── RECORDED INFORMATION ──

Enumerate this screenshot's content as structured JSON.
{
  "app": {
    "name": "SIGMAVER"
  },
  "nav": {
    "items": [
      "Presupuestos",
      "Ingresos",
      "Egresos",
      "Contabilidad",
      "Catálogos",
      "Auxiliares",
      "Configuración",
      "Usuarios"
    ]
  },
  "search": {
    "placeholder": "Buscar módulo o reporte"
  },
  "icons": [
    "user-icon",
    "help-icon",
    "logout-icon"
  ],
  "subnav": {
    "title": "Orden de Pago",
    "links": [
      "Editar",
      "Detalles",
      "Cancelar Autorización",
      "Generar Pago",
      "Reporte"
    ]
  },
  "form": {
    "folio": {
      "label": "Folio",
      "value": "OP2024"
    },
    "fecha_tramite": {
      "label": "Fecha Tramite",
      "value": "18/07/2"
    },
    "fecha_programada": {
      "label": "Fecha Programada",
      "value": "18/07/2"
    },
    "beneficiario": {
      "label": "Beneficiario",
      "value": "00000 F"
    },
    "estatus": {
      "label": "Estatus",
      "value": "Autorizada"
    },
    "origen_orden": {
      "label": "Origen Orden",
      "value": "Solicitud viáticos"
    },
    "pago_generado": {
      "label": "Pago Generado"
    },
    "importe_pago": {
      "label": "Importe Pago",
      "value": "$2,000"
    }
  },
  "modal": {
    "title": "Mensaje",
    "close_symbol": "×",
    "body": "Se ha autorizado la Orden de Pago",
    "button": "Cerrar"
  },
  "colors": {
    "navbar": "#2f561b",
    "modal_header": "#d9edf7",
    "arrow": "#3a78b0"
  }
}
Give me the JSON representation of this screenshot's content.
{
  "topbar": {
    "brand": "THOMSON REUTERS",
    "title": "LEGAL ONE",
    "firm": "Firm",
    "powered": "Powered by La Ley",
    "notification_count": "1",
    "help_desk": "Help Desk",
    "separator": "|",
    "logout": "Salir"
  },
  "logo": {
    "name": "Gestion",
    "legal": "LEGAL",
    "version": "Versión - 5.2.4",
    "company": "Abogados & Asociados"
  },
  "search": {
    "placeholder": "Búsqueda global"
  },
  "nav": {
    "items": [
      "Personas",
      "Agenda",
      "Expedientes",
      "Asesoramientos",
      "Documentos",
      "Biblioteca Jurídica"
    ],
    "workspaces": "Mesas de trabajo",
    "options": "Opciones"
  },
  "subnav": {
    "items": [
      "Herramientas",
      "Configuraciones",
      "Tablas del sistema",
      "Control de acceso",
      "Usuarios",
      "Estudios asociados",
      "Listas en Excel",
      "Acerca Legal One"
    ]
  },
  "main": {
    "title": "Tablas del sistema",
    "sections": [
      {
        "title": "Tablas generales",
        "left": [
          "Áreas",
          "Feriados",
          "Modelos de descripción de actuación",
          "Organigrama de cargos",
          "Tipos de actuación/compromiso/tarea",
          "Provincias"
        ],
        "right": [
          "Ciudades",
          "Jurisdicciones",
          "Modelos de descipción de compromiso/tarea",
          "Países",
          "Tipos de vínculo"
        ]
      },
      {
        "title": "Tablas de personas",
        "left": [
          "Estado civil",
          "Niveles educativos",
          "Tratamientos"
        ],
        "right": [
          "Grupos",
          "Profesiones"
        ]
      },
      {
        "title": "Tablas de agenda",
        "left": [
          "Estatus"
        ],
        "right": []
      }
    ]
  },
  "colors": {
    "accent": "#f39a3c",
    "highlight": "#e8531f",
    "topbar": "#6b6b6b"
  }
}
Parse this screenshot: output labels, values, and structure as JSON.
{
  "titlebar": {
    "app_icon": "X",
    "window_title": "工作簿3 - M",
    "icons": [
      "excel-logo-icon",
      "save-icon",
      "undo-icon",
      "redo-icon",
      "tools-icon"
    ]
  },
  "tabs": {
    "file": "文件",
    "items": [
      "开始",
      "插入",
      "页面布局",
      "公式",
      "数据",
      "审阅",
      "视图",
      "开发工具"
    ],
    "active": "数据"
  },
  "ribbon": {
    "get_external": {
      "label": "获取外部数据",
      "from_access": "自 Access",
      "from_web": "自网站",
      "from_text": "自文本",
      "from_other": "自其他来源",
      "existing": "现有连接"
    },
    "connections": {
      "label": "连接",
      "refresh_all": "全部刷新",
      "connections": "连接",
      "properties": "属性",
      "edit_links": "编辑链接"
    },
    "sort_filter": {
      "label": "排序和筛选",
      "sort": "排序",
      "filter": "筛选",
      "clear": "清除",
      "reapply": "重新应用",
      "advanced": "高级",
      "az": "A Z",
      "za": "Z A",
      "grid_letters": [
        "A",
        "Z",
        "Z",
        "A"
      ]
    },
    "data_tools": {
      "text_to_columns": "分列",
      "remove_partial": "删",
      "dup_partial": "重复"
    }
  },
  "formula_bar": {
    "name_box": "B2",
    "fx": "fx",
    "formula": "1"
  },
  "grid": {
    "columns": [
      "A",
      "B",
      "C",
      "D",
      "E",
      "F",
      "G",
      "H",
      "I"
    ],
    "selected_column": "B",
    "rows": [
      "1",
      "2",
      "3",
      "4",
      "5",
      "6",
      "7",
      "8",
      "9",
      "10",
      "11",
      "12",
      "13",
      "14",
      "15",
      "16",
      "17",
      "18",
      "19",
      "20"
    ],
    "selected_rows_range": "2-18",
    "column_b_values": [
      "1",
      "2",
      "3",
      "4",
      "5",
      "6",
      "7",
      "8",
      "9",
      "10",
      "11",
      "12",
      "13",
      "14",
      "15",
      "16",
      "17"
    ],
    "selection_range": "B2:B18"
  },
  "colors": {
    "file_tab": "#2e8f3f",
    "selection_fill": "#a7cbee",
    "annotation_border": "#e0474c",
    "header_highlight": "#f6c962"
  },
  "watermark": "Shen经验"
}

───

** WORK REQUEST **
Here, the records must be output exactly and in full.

** SOLUTION TO THIS PROBLEM **
Enumerate this screenshot's content as structured JSON.
{
  "app": {
    "name": "SIGMAVER"
  },
  "nav": {
    "items": [
      "Presupuestos",
      "Ingresos",
      "Egresos",
      "Contabilidad",
      "Catálogos",
      "Auxiliares",
      "Configuración",
      "Usuarios"
    ]
  },
  "search": {
    "placeholder": "Buscar módulo o reporte"
  },
  "icons": [
    "user-icon",
    "help-icon",
    "logout-icon"
  ],
  "subnav": {
    "title": "Orden de Pago",
    "links": [
      "Editar",
      "Detalles",
      "Cancelar Autorización",
      "Generar Pago",
      "Reporte"
    ]
  },
  "form": {
    "folio": {
      "label": "Folio",
      "value": "OP2024"
    },
    "fecha_tramite": {
      "label": "Fecha Tramite",
      "value": "18/07/2"
    },
    "fecha_programada": {
      "label": "Fecha Programada",
      "value": "18/07/2"
    },
    "beneficiario": {
      "label": "Beneficiario",
      "value": "00000 F"
    },
    "estatus": {
      "label": "Estatus",
      "value": "Autorizada"
    },
    "origen_orden": {
      "label": "Origen Orden",
      "value": "Solicitud viáticos"
    },
    "pago_generado": {
      "label": "Pago Generado"
    },
    "importe_pago": {
      "label": "Importe Pago",
      "value": "$2,000"
    }
  },
  "modal": {
    "title": "Mensaje",
    "close_symbol": "×",
    "body": "Se ha autorizado la Orden de Pago",
    "button": "Cerrar"
  },
  "colors": {
    "navbar": "#2f561b",
    "modal_header": "#d9edf7",
    "arrow": "#3a78b0"
  }
}
Give me the JSON representation of this screenshot's content.
{
  "topbar": {
    "brand": "THOMSON REUTERS",
    "title": "LEGAL ONE",
    "firm": "Firm",
    "powered": "Powered by La Ley",
    "notification_count": "1",
    "help_desk": "Help Desk",
    "separator": "|",
    "logout": "Salir"
  },
  "logo": {
    "name": "Gestion",
    "legal": "LEGAL",
    "version": "Versión - 5.2.4",
    "company": "Abogados & Asociados"
  },
  "search": {
    "placeholder": "Búsqueda global"
  },
  "nav": {
    "items": [
      "Personas",
      "Agenda",
      "Expedientes",
      "Asesoramientos",
      "Documentos",
      "Biblioteca Jurídica"
    ],
    "workspaces": "Mesas de trabajo",
    "options": "Opciones"
  },
  "subnav": {
    "items": [
      "Herramientas",
      "Configuraciones",
      "Tablas del sistema",
      "Control de acceso",
      "Usuarios",
      "Estudios asociados",
      "Listas en Excel",
      "Acerca Legal One"
    ]
  },
  "main": {
    "title": "Tablas del sistema",
    "sections": [
      {
        "title": "Tablas generales",
        "left": [
          "Áreas",
          "Feriados",
          "Modelos de descripción de actuación",
          "Organigrama de cargos",
          "Tipos de actuación/compromiso/tarea",
          "Provincias"
        ],
        "right": [
          "Ciudades",
          "Jurisdicciones",
          "Modelos de descipción de compromiso/tarea",
          "Países",
          "Tipos de vínculo"
        ]
      },
      {
        "title": "Tablas de personas",
        "left": [
          "Estado civil",
          "Niveles educativos",
          "Tratamientos"
        ],
        "right": [
          "Grupos",
          "Profesiones"
        ]
      },
      {
        "title": "Tablas de agenda",
        "left": [
          "Estatus"
        ],
        "right": []
      }
    ]
  },
  "colors": {
    "accent": "#f39a3c",
    "highlight": "#e8531f",
    "topbar": "#6b6b6b"
  }
}
Parse this screenshot: output labels, values, and structure as JSON.
{
  "titlebar": {
    "app_icon": "X",
    "window_title": "工作簿3 - M",
    "icons": [
      "excel-logo-icon",
      "save-icon",
      "undo-icon",
      "redo-icon",
      "tools-icon"
    ]
  },
  "tabs": {
    "file": "文件",
    "items": [
      "开始",
      "插入",
      "页面布局",
      "公式",
      "数据",
      "审阅",
      "视图",
      "开发工具"
    ],
    "active": "数据"
  },
  "ribbon": {
    "get_external": {
      "label": "获取外部数据",
      "from_access": "自 Access",
      "from_web": "自网站",
      "from_text": "自文本",
      "from_other": "自其他来源",
      "existing": "现有连接"
    },
    "connections": {
      "label": "连接",
      "refresh_all": "全部刷新",
      "connections": "连接",
      "properties": "属性",
      "edit_links": "编辑链接"
    },
    "sort_filter": {
      "label": "排序和筛选",
      "sort": "排序",
      "filter": "筛选",
      "clear": "清除",
      "reapply": "重新应用",
      "advanced": "高级",
      "az": "A Z",
      "za": "Z A",
      "grid_letters": [
        "A",
        "Z",
        "Z",
        "A"
      ]
    },
    "data_tools": {
      "text_to_columns": "分列",
      "remove_partial": "删",
      "dup_partial": "重复"
    }
  },
  "formula_bar": {
    "name_box": "B2",
    "fx": "fx",
    "formula": "1"
  },
  "grid": {
    "columns": [
      "A",
      "B",
      "C",
      "D",
      "E",
      "F",
      "G",
      "H",
      "I"
    ],
    "selected_column": "B",
    "rows": [
      "1",
      "2",
      "3",
      "4",
      "5",
      "6",
      "7",
      "8",
      "9",
      "10",
      "11",
      "12",
      "13",
      "14",
      "15",
      "16",
      "17",
      "18",
      "19",
      "20"
    ],
    "selected_rows_range": "2-18",
    "column_b_values": [
      "1",
      "2",
      "3",
      "4",
      "5",
      "6",
      "7",
      "8",
      "9",
      "10",
      "11",
      "12",
      "13",
      "14",
      "15",
      "16",
      "17"
    ],
    "selection_range": "B2:B18"
  },
  "colors": {
    "file_tab": "#2e8f3f",
    "selection_fill": "#a7cbee",
    "annotation_border": "#e0474c",
    "header_highlight": "#f6c962"
  },
  "watermark": "Shen经验"
}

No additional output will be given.